**ABOUT THIS TASK**
Return each line of the data below that contains the string "Change".

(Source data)
+++++
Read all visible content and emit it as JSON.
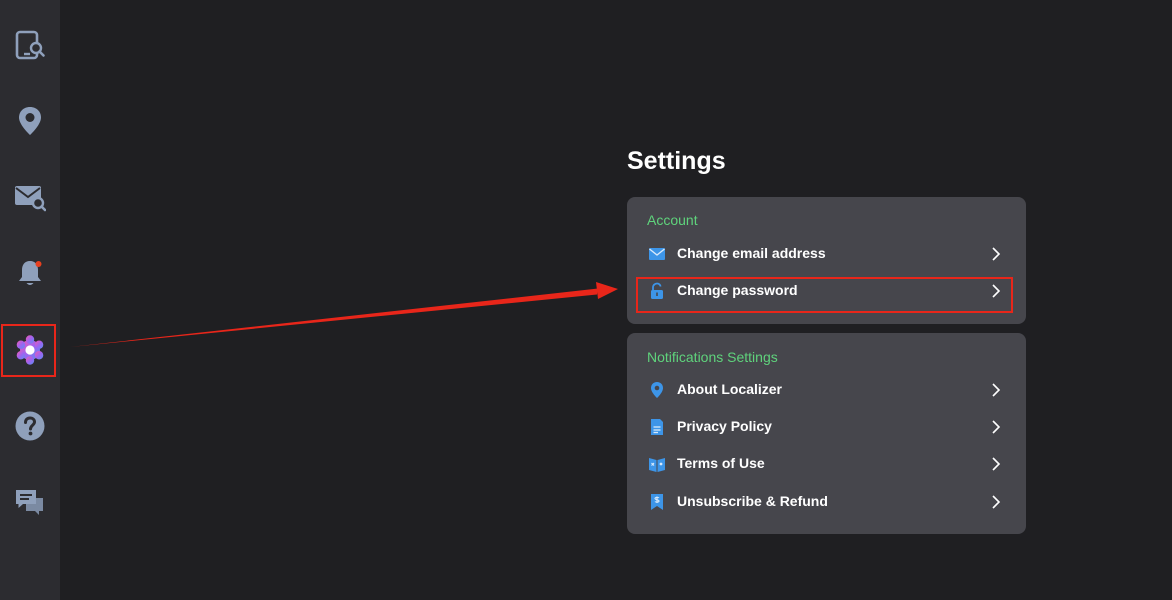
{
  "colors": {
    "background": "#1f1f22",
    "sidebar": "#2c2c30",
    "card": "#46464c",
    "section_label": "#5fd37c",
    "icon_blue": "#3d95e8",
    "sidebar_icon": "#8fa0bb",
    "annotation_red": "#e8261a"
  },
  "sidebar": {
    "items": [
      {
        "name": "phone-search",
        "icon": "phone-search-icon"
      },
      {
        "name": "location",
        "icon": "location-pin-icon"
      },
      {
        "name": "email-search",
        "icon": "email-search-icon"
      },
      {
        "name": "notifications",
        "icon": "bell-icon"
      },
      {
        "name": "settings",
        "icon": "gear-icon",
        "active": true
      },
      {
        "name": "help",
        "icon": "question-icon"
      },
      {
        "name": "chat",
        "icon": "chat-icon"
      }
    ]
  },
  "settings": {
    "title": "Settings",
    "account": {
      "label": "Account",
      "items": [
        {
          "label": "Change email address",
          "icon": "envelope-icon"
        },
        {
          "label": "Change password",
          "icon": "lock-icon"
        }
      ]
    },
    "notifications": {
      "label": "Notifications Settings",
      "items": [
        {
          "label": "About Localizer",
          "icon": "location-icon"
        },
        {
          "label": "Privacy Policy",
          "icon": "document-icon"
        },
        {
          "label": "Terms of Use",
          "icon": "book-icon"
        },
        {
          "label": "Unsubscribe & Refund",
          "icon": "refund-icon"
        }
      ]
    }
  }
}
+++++
**RESPONSE TO THIS TASK**
          "label": "Change email address",
          "label": "Change password",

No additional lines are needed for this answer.